Massachusetts General Hospital (MGH)
Nabeel Bardeesy, PhD
- Associate Professor of Medicine at Harvard Medical School
- Faculty at the MGH Center for Cancer Research
- Affiliated Faculty at the MGH Center for Regenerative Medicine
12 postdoctoral fellows, technicians, and students
The laboratory has worked to develop experimental models to better understand cholangiocarcinoma and predict potential new treatment approaches
Message to Patients
- As a CCF Scientific Advisory Board Member and cholangiocarcinoma researcher, Dr. Bardeesy would like to convey the message to patients that there is a rapidly growing community of scientists who are focusing on this cancer. Significant advances have been made in identifying and understanding the mutations that cause this cancer. This information has led to clinical trials that are showing promise.
- While much more needs to be done, the basic foundations in knowledge and model systems will continue to draw investigators to the field, and undoubtedly accelerate progress in the area.
CCF Funded Research
$50,000 – 2017 Andrea Scott Memorial Research Fellowship
Identifying Therapeutic Strategies for FGFR inhibition in Intrahepatic Cholangiocarcinoma Goal: To study the FGFR mutation to identify treatments that increase patient survival
$50,000 – 2016 Andrea Marie Fuquay Memorial Research Fellowship

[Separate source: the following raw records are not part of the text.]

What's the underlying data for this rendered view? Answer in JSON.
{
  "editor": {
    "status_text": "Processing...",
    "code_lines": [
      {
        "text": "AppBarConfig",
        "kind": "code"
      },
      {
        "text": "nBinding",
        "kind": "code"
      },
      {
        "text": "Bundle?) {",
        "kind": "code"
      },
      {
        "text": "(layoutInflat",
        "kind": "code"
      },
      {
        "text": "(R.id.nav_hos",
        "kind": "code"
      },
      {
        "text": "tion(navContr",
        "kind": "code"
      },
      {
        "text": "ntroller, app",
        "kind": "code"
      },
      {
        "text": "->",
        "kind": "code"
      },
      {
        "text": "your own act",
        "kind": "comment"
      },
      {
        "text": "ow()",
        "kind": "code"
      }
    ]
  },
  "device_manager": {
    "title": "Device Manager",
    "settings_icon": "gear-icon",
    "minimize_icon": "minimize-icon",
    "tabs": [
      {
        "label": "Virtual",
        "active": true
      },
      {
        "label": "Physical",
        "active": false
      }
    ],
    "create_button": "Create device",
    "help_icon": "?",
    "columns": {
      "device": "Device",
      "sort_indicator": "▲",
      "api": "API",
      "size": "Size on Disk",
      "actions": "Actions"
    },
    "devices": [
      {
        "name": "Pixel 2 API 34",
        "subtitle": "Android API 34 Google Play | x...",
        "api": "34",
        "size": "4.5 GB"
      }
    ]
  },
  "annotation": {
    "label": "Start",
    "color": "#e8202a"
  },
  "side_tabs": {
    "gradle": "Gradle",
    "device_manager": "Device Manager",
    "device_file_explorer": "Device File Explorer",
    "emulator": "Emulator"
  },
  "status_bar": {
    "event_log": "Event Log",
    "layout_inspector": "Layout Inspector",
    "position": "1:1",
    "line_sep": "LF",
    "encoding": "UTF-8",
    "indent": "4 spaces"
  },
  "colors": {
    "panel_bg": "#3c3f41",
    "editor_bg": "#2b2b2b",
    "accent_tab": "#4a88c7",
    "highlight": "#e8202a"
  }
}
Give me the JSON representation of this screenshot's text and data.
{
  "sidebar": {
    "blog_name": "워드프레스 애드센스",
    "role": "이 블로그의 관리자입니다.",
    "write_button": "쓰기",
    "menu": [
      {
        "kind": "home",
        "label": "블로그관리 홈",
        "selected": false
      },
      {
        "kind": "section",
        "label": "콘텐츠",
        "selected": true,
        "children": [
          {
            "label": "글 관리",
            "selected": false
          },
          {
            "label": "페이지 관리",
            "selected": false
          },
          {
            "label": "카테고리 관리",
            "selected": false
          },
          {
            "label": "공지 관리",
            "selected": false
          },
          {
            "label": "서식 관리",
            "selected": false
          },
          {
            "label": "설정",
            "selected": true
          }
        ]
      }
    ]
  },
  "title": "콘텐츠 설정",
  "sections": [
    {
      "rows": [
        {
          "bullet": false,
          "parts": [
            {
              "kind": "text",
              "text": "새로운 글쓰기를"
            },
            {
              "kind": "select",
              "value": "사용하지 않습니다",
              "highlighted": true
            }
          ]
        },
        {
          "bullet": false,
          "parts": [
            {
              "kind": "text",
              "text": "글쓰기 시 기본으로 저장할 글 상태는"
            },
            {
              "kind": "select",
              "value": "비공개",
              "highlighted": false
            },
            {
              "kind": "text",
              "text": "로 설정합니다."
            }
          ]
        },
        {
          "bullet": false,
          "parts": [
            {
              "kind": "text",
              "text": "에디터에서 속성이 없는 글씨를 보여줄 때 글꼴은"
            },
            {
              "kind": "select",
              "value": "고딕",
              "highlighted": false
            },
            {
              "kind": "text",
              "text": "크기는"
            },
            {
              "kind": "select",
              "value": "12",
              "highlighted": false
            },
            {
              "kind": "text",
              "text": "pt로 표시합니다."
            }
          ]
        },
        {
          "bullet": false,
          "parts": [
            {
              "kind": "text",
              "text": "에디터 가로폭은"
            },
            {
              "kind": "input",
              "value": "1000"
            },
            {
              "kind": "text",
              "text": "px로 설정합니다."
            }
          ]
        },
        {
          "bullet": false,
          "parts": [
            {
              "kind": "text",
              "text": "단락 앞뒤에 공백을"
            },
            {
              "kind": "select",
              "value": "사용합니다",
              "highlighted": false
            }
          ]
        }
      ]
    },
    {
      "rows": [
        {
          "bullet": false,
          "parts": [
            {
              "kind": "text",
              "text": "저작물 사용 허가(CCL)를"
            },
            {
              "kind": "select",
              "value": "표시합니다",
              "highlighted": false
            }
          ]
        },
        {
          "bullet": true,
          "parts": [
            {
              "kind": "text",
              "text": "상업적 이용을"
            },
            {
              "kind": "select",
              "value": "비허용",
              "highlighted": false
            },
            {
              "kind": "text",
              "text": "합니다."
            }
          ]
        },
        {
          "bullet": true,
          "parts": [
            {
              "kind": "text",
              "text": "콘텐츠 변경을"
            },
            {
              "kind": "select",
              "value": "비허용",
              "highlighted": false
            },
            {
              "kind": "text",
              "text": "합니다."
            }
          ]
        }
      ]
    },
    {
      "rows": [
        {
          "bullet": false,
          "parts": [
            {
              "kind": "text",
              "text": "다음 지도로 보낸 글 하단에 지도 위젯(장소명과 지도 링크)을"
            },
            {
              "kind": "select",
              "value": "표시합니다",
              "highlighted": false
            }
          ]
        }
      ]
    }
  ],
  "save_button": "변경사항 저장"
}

2-HG as a Biomarker in Patients with IDH-mutant Intrahepatic Cholangiocarcinoma Goal: To compare new biomarkers to CA19-9 for diagnosing, monitoring, and predicting survival in patients with the IDH mutation
$60,000 – 2013 Conquer Cancer Young Investigator Award
Mutant IDH Inhibits HNF-4a to Block Hepatocyte Differentiation and Promote Biliary Cancer Goal: To develop animal models, including gene mutations, to better understand cholangiocarcinoma in humans
CCF Funded Research Publications
- Mass. General Team Identifies Mechanisms Behind Resistance to FGFR Inhibitor Drug Cancer Discovery, March 2017
- Clinical Features and Tumor Mutational Profile of Younger vs Older Patients with Cholangiocarcinoma Gastrointestinal Cancers Symposium, San Francisco, January 2017
- Consensus Treatment Guidelines for Urgent Symptoms in CCA Patients with Biliary Stents Using the Modified Rand/UCLA Delphi Process Gastrointestinal Cancers Symposium, San Francisco
- Isocitrate Dehydrogenase Mutations Confer Dasatinib Hypersensitivity and SRC Dependence in Intrahepatic Cholangiocarcinoma Cancer Discovery, July 2016
- Mutant IDH Inhibits HNF-4a to Block Hepatocyte Differentiation and Promote Biliary Cancer Nature, VOL. 513, NO. 7516, 2014
Dr. Bardeesy considers the training of more than 10 postdoctoral fellows who now have established their own laboratories at major research universities or pharmaceutical companies focusing on cancer biology and therapeutics as his most important contribution to science.
Like many researchers, Dr. Bardeesy’s greatest challenges relate to the current funding climate. The federal government has traditionally been the most important source of research support in the U.S., and the budgets over the past many years have not matched the rising costs of doing biomedical research. Moreover, since cholangiocarcinoma is considered a rare cancer, there is an additional challenge in competing for funding with grant applications on cancer types thought to be of greater priority.
Nabeel Bardeesy, PhD
“By supporting innovative studies of cholangiocarcinoma by young cancer researchers, the Cholangiocarcinoma Foundation has made truly outstanding contributions to the field of cholangiocarcinoma research.”
Lei Shi, PhD
“With the generous support from the Cholangiocarcinoma Foundation, I am excited to investigate what fuels cancer cell growth and tumor formation in cholangiocarcinoma, which will help us to develop innovative drugs to improve treatment options.”